We never recovered and then began to panic. Everything was being done too quickly. We were trying to force the ball too much when we still had fifteen minutes to play and stoppage time. This made the robust Baggies difficult to play through with their size and strength and many attacks just petered out.
Mauricio Pochettino did try to change it by bringing on Heung-Min Son and Nacer Chadli. However, neither did anything to stretch the game horizontally, which was what was required at this point. Frustration set in as time ran out and the three points dissipated with our increasingly anxious play.
Spurs 1-1 West Brom overall
Last Monday we took to the field knowing that Leicester had dropped points. This week, with the Foxes winning, we struggled with the pressure of a must win game.
The tactics to start with were well intentioned to break down a side that had previously been porous through the centre. However, having seen what West Brom was up to, a change of formation or at least of approach to get the ball out to attack Sessegnon and McClean was needed.
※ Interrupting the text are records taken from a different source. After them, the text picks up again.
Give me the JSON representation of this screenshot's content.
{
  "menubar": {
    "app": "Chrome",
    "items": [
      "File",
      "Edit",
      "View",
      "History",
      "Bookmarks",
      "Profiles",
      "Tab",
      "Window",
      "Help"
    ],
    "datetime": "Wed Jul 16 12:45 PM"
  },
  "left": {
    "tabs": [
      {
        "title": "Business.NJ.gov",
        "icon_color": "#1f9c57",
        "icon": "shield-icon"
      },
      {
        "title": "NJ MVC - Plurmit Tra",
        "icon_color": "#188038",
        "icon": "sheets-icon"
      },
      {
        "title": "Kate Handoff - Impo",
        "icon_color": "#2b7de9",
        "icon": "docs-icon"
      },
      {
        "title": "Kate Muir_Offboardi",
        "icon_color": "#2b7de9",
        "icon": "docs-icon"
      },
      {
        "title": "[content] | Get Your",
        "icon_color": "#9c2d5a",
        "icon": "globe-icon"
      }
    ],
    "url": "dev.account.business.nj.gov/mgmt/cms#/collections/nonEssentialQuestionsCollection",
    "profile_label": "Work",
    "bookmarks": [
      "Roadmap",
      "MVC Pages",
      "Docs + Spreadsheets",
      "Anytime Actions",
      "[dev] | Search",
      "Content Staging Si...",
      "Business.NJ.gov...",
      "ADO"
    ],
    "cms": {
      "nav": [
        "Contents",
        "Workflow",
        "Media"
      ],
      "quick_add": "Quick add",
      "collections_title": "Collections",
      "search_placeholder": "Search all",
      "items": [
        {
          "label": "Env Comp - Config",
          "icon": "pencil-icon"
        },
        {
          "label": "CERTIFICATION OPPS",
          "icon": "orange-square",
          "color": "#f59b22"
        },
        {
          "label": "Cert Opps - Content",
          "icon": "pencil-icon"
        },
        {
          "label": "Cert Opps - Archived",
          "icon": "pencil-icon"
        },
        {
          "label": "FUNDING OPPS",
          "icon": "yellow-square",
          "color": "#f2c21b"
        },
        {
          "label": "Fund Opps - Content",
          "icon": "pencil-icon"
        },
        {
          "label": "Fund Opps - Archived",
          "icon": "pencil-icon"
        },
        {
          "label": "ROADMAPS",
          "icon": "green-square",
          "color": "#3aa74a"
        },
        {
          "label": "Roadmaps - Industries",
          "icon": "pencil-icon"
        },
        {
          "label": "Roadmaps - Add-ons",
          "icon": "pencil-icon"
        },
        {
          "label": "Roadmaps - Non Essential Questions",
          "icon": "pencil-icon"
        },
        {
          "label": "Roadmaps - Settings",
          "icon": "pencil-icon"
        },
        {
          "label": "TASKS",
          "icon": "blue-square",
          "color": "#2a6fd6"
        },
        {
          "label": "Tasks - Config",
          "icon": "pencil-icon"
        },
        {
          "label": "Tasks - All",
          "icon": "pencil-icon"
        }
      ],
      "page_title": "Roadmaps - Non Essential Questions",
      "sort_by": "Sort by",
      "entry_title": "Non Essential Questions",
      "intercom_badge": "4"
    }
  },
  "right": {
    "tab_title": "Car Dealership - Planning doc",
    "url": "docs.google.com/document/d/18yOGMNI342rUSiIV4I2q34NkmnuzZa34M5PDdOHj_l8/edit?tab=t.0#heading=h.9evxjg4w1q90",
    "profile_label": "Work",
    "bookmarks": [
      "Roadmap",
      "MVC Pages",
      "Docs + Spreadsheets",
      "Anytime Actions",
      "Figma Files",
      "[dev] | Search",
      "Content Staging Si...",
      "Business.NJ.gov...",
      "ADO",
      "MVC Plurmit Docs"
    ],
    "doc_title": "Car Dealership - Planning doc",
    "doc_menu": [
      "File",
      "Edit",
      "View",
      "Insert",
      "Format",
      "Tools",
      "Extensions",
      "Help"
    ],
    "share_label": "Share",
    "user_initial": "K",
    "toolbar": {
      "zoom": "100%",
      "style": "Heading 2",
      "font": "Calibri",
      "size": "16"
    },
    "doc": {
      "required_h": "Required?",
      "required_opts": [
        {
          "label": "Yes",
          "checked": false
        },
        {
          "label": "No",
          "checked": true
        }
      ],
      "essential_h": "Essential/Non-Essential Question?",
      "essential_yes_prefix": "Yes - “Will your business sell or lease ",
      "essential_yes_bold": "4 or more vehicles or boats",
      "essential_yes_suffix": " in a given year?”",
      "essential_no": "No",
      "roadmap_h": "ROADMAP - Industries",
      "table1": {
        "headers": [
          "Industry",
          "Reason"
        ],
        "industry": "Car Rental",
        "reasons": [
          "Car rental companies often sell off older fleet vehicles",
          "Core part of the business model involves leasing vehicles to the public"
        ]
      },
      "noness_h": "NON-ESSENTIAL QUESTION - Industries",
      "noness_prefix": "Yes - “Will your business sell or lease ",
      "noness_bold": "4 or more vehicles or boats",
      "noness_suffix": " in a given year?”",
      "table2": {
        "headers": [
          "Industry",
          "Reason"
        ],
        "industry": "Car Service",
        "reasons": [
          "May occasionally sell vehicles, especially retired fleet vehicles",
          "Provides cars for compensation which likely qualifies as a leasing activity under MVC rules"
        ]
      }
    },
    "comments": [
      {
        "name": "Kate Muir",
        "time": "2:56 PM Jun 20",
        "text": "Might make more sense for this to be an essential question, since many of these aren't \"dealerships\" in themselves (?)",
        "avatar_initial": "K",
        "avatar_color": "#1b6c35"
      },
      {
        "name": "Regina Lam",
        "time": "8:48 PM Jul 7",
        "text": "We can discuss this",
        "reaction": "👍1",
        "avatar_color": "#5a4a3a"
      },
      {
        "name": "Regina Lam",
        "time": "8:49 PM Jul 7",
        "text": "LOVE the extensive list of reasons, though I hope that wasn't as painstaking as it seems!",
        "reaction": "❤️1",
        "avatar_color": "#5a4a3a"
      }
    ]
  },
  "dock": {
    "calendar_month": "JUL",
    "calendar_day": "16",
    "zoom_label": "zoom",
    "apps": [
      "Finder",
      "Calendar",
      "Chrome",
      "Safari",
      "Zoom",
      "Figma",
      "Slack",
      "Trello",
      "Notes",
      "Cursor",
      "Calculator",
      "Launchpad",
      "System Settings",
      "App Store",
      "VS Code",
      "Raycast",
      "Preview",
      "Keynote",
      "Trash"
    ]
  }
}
A continued run of having to play after Leicester proved just too much to handle. The tension and nervousness ran right throughout. Neither the team nor the fans felt at ease like we’ve witnessed when running up the score in previous weeks. The team plays good attacking football, but when this is stifled or subdued by a tricky opponent, then a more robust plan B is needed to graft out games.
But this is a valuable lesson for our young side of how to play and deal with pressure. One that will stand them in good stead given the foundations we have put in place for this team to be a force for years to come. The title is still a possibility. However, depending on an Everton side that has already mailed this season in or on a Chelsea team that have stated their support for the Foxes, doesn’t provide much confidence.
Final score: Spurs 1-1 West Brom.